[Records contained in a dataset]
================================
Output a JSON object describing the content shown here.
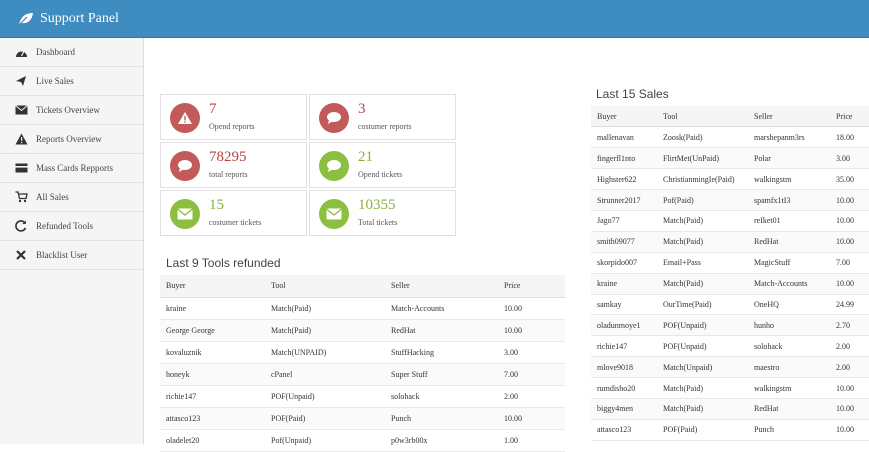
{
  "app": {
    "title": "Support Panel"
  },
  "sidebar": {
    "items": [
      {
        "label": "Dashboard",
        "icon": "dashboard-icon"
      },
      {
        "label": "Live Sales",
        "icon": "paper-plane-icon"
      },
      {
        "label": "Tickets Overview",
        "icon": "envelope-icon"
      },
      {
        "label": "Reports Overview",
        "icon": "warning-icon"
      },
      {
        "label": "Mass Cards Repports",
        "icon": "credit-card-icon"
      },
      {
        "label": "All Sales",
        "icon": "cart-icon"
      },
      {
        "label": "Refunded Tools",
        "icon": "refresh-icon"
      },
      {
        "label": "Blacklist User",
        "icon": "x-icon"
      }
    ]
  },
  "stats": [
    {
      "value": "7",
      "label": "Opend reports",
      "color": "#c35a5a",
      "icon": "warning-icon"
    },
    {
      "value": "3",
      "label": "costumer reports",
      "color": "#c35a5a",
      "icon": "chat-icon"
    },
    {
      "value": "78295",
      "label": "total reports",
      "color": "#c35a5a",
      "icon": "chat-icon"
    },
    {
      "value": "21",
      "label": "Opend tickets",
      "color": "#8cbf3f",
      "icon": "chat-icon"
    },
    {
      "value": "15",
      "label": "costumer tickets",
      "color": "#8cbf3f",
      "icon": "envelope-icon"
    },
    {
      "value": "10355",
      "label": "Total tickets",
      "color": "#8cbf3f",
      "icon": "envelope-icon"
    }
  ],
  "refunded": {
    "title": "Last 9 Tools refunded",
    "headers": [
      "Buyer",
      "Tool",
      "Seller",
      "Price"
    ],
    "rows": [
      [
        "kraine",
        "Match(Paid)",
        "Match-Accounts",
        "10.00"
      ],
      [
        "George George",
        "Match(Paid)",
        "RedHat",
        "10.00"
      ],
      [
        "kovaluznik",
        "Match(UNPAID)",
        "StuffHacking",
        "3.00"
      ],
      [
        "honeyk",
        "cPanel",
        "Super Stuff",
        "7.00"
      ],
      [
        "richie147",
        "POF(Unpaid)",
        "solohack",
        "2.00"
      ],
      [
        "attasco123",
        "POF(Paid)",
        "Punch",
        "10.00"
      ],
      [
        "oladelet20",
        "Pof(Unpaid)",
        "p0w3rb00x",
        "1.00"
      ]
    ]
  },
  "sales": {
    "title": "Last 15 Sales",
    "headers": [
      "Buyer",
      "Tool",
      "Seller",
      "Price"
    ],
    "rows": [
      [
        "mallenavan",
        "Zoosk(Paid)",
        "marshepanm3rs",
        "18.00"
      ],
      [
        "fingerfl1nto",
        "FlirtMet(UnPaid)",
        "Polar",
        "3.00"
      ],
      [
        "Highster622",
        "ChristianmingIe(Paid)",
        "walkingstm",
        "35.00"
      ],
      [
        "Strunner2017",
        "Pof(Paid)",
        "spamfx1tI3",
        "10.00"
      ],
      [
        "Jago77",
        "Match(Paid)",
        "reIket01",
        "10.00"
      ],
      [
        "smith09077",
        "Match(Paid)",
        "RedHat",
        "10.00"
      ],
      [
        "skorpido007",
        "Email+Pass",
        "MagicStuff",
        "7.00"
      ],
      [
        "kraine",
        "Match(Paid)",
        "Match-Accounts",
        "10.00"
      ],
      [
        "samkay",
        "OurTime(Paid)",
        "OneHQ",
        "24.99"
      ],
      [
        "oladunmoye1",
        "POF(Unpaid)",
        "hunho",
        "2.70"
      ],
      [
        "richie147",
        "POF(Unpaid)",
        "solohack",
        "2.00"
      ],
      [
        "mlove9018",
        "Match(Unpaid)",
        "maestro",
        "2.00"
      ],
      [
        "rumdisho20",
        "Match(Paid)",
        "walkingstm",
        "10.00"
      ],
      [
        "biggy4men",
        "Match(Paid)",
        "RedHat",
        "10.00"
      ],
      [
        "attasco123",
        "POF(Paid)",
        "Punch",
        "10.00"
      ]
    ]
  }
}
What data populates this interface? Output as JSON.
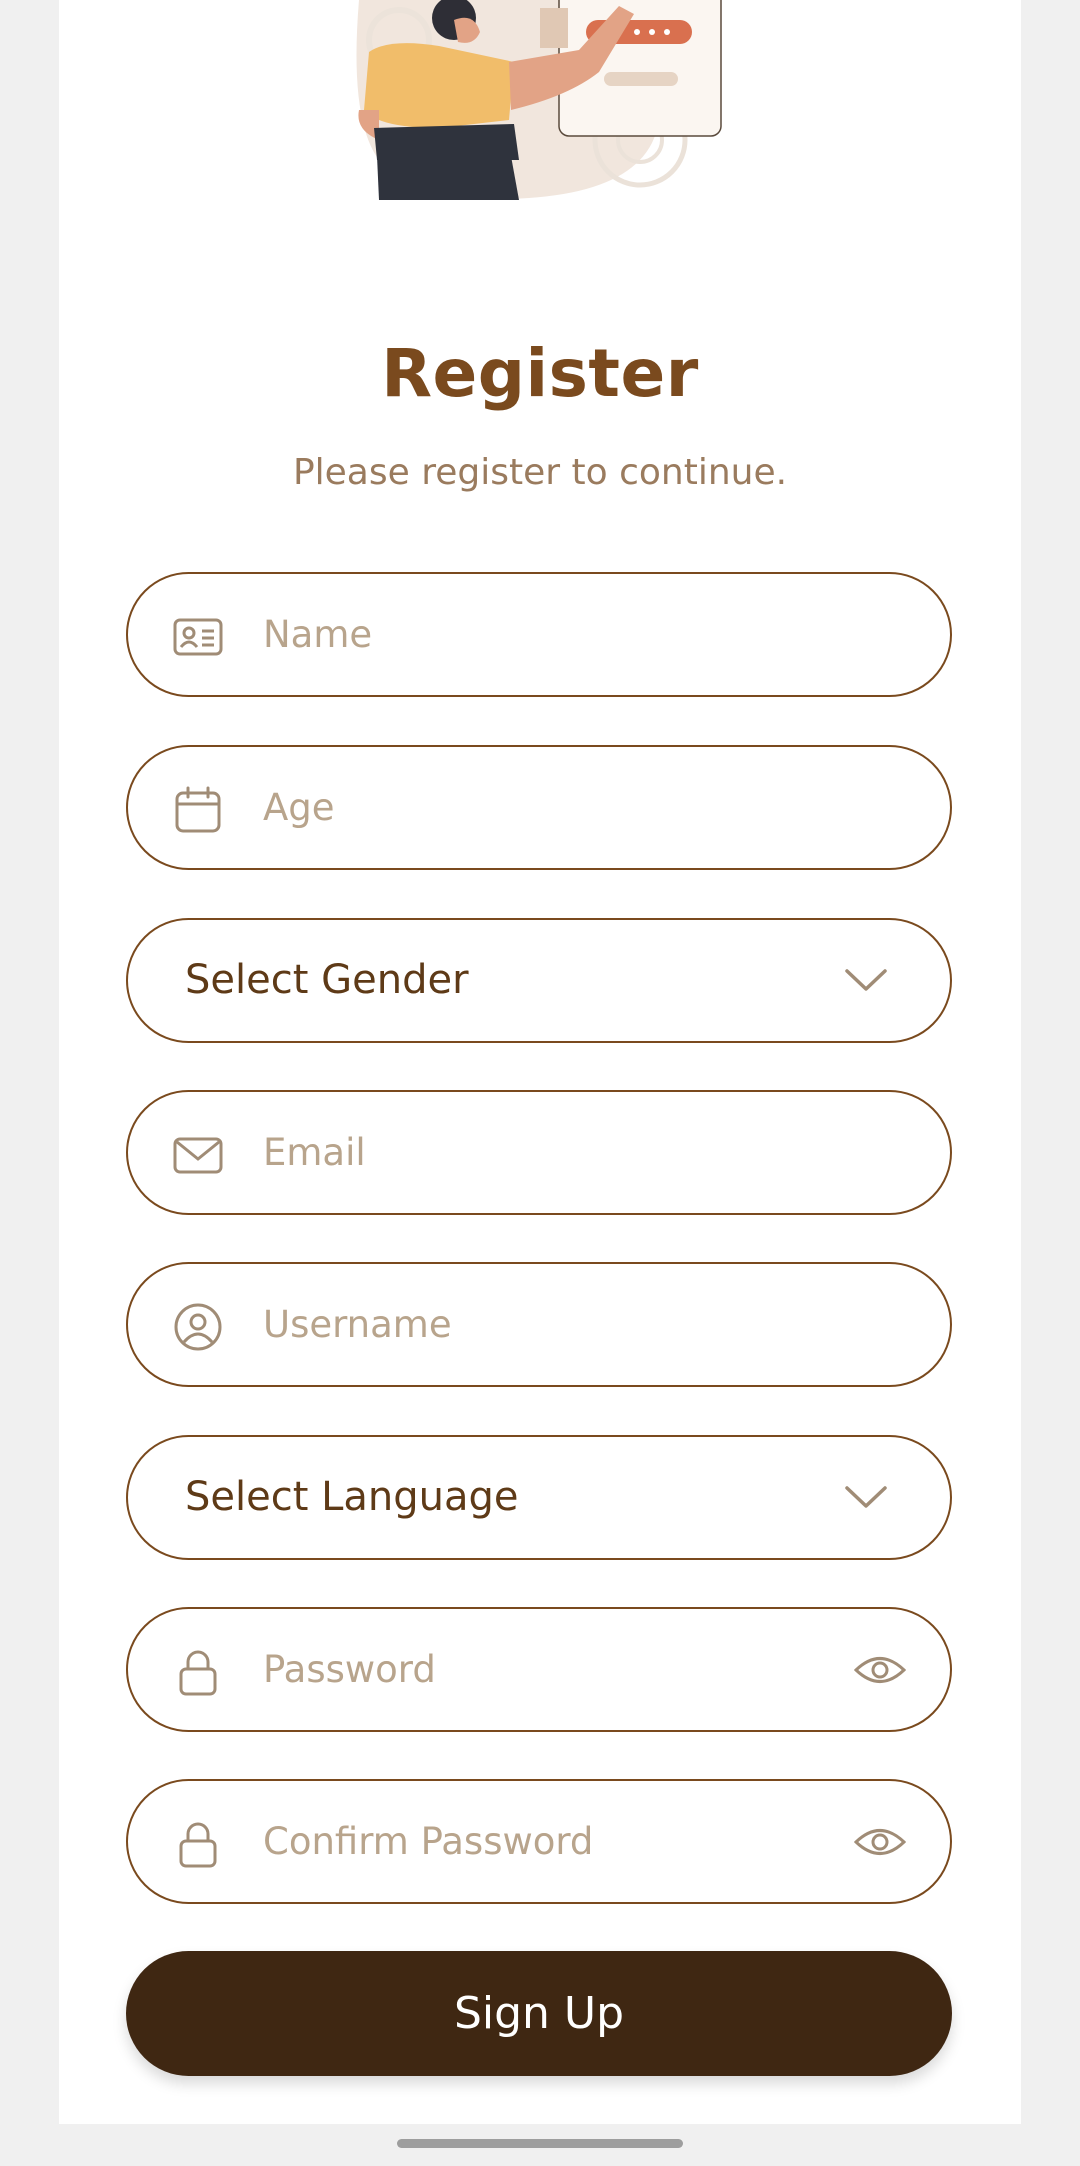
{
  "header": {
    "title": "Register",
    "subtitle": "Please register to continue."
  },
  "form": {
    "name": {
      "placeholder": "Name",
      "icon": "id-card-icon"
    },
    "age": {
      "placeholder": "Age",
      "icon": "calendar-icon"
    },
    "gender": {
      "label": "Select Gender",
      "icon": "chevron-down-icon"
    },
    "email": {
      "placeholder": "Email",
      "icon": "envelope-icon"
    },
    "username": {
      "placeholder": "Username",
      "icon": "user-circle-icon"
    },
    "language": {
      "label": "Select Language",
      "icon": "chevron-down-icon"
    },
    "password": {
      "placeholder": "Password",
      "icon": "lock-icon",
      "toggle_icon": "eye-icon"
    },
    "confirm_password": {
      "placeholder": "Confirm Password",
      "icon": "lock-icon",
      "toggle_icon": "eye-icon"
    },
    "submit_label": "Sign Up"
  },
  "colors": {
    "primary": "#3f2712",
    "heading": "#7a4a1e",
    "border": "#7a4a1e",
    "placeholder": "#b8a48c",
    "icon": "#a08c76",
    "background": "#f0f0f0"
  }
}
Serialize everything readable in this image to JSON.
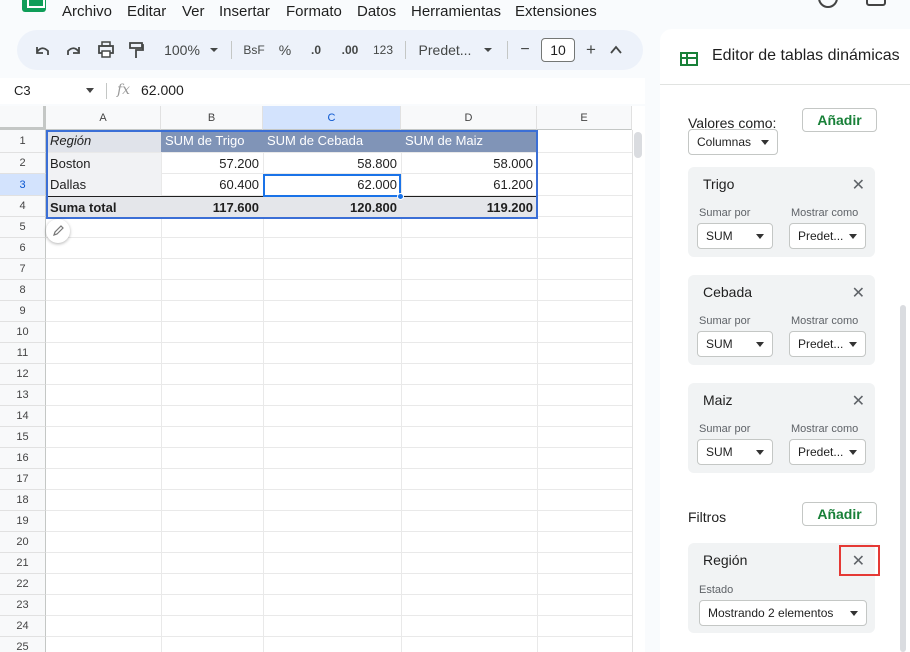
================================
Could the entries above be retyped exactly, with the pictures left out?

Output a JSON object describing the content shown here.
{
  "app": {
    "title": "Support Panel"
  },
  "sidebar": {
    "items": [
      {
        "label": "Dashboard",
        "icon": "dashboard-icon"
      },
      {
        "label": "Live Sales",
        "icon": "paper-plane-icon"
      },
      {
        "label": "Tickets Overview",
        "icon": "envelope-icon"
      },
      {
        "label": "Reports Overview",
        "icon": "warning-icon"
      },
      {
        "label": "Mass Cards Repports",
        "icon": "credit-card-icon"
      },
      {
        "label": "All Sales",
        "icon": "cart-icon"
      },
      {
        "label": "Refunded Tools",
        "icon": "refresh-icon"
      },
      {
        "label": "Blacklist User",
        "icon": "x-icon"
      }
    ]
  },
  "stats": [
    {
      "value": "7",
      "label": "Opend reports",
      "color": "#c35a5a",
      "icon": "warning-icon"
    },
    {
      "value": "3",
      "label": "costumer reports",
      "color": "#c35a5a",
      "icon": "chat-icon"
    },
    {
      "value": "78295",
      "label": "total reports",
      "color": "#c35a5a",
      "icon": "chat-icon"
    },
    {
      "value": "21",
      "label": "Opend tickets",
      "color": "#8cbf3f",
      "icon": "chat-icon"
    },
    {
      "value": "15",
      "label": "costumer tickets",
      "color": "#8cbf3f",
      "icon": "envelope-icon"
    },
    {
      "value": "10355",
      "label": "Total tickets",
      "color": "#8cbf3f",
      "icon": "envelope-icon"
    }
  ],
  "refunded": {
    "title": "Last 9 Tools refunded",
    "headers": [
      "Buyer",
      "Tool",
      "Seller",
      "Price"
    ],
    "rows": [
      [
        "kraine",
        "Match(Paid)",
        "Match-Accounts",
        "10.00"
      ],
      [
        "George George",
        "Match(Paid)",
        "RedHat",
        "10.00"
      ],
      [
        "kovaluznik",
        "Match(UNPAID)",
        "StuffHacking",
        "3.00"
      ],
      [
        "honeyk",
        "cPanel",
        "Super Stuff",
        "7.00"
      ],
      [
        "richie147",
        "POF(Unpaid)",
        "solohack",
        "2.00"
      ],
      [
        "attasco123",
        "POF(Paid)",
        "Punch",
        "10.00"
      ],
      [
        "oladelet20",
        "Pof(Unpaid)",
        "p0w3rb00x",
        "1.00"
      ]
    ]
  },
  "sales": {
    "title": "Last 15 Sales",
    "headers": [
      "Buyer",
      "Tool",
      "Seller",
      "Price"
    ],
    "rows": [
      [
        "mallenavan",
        "Zoosk(Paid)",
        "marshepanm3rs",
        "18.00"
      ],
      [
        "fingerfl1nto",
        "FlirtMet(UnPaid)",
        "Polar",
        "3.00"
      ],
      [
        "Highster622",
        "ChristianmingIe(Paid)",
        "walkingstm",
        "35.00"
      ],
      [
        "Strunner2017",
        "Pof(Paid)",
        "spamfx1tI3",
        "10.00"
      ],
      [
        "Jago77",
        "Match(Paid)",
        "reIket01",
        "10.00"
      ],
      [
        "smith09077",
        "Match(Paid)",
        "RedHat",
        "10.00"
      ],
      [
        "skorpido007",
        "Email+Pass",
        "MagicStuff",
        "7.00"
      ],
      [
        "kraine",
        "Match(Paid)",
        "Match-Accounts",
        "10.00"
      ],
      [
        "samkay",
        "OurTime(Paid)",
        "OneHQ",
        "24.99"
      ],
      [
        "oladunmoye1",
        "POF(Unpaid)",
        "hunho",
        "2.70"
      ],
      [
        "richie147",
        "POF(Unpaid)",
        "solohack",
        "2.00"
      ],
      [
        "mlove9018",
        "Match(Unpaid)",
        "maestro",
        "2.00"
      ],
      [
        "rumdisho20",
        "Match(Paid)",
        "walkingstm",
        "10.00"
      ],
      [
        "biggy4men",
        "Match(Paid)",
        "RedHat",
        "10.00"
      ],
      [
        "attasco123",
        "POF(Paid)",
        "Punch",
        "10.00"
      ]
    ]
  }
}
What data populates this interface? Output as JSON.
{
  "header": {
    "title": "Register",
    "subtitle": "Please register to continue."
  },
  "form": {
    "name": {
      "placeholder": "Name",
      "icon": "id-card-icon"
    },
    "age": {
      "placeholder": "Age",
      "icon": "calendar-icon"
    },
    "gender": {
      "label": "Select Gender",
      "icon": "chevron-down-icon"
    },
    "email": {
      "placeholder": "Email",
      "icon": "envelope-icon"
    },
    "username": {
      "placeholder": "Username",
      "icon": "user-circle-icon"
    },
    "language": {
      "label": "Select Language",
      "icon": "chevron-down-icon"
    },
    "password": {
      "placeholder": "Password",
      "icon": "lock-icon",
      "toggle_icon": "eye-icon"
    },
    "confirm_password": {
      "placeholder": "Confirm Password",
      "icon": "lock-icon",
      "toggle_icon": "eye-icon"
    },
    "submit_label": "Sign Up"
  },
  "colors": {
    "primary": "#3f2712",
    "heading": "#7a4a1e",
    "border": "#7a4a1e",
    "placeholder": "#b8a48c",
    "icon": "#a08c76",
    "background": "#f0f0f0"
  }
}
Serialize everything readable in this image to JSON.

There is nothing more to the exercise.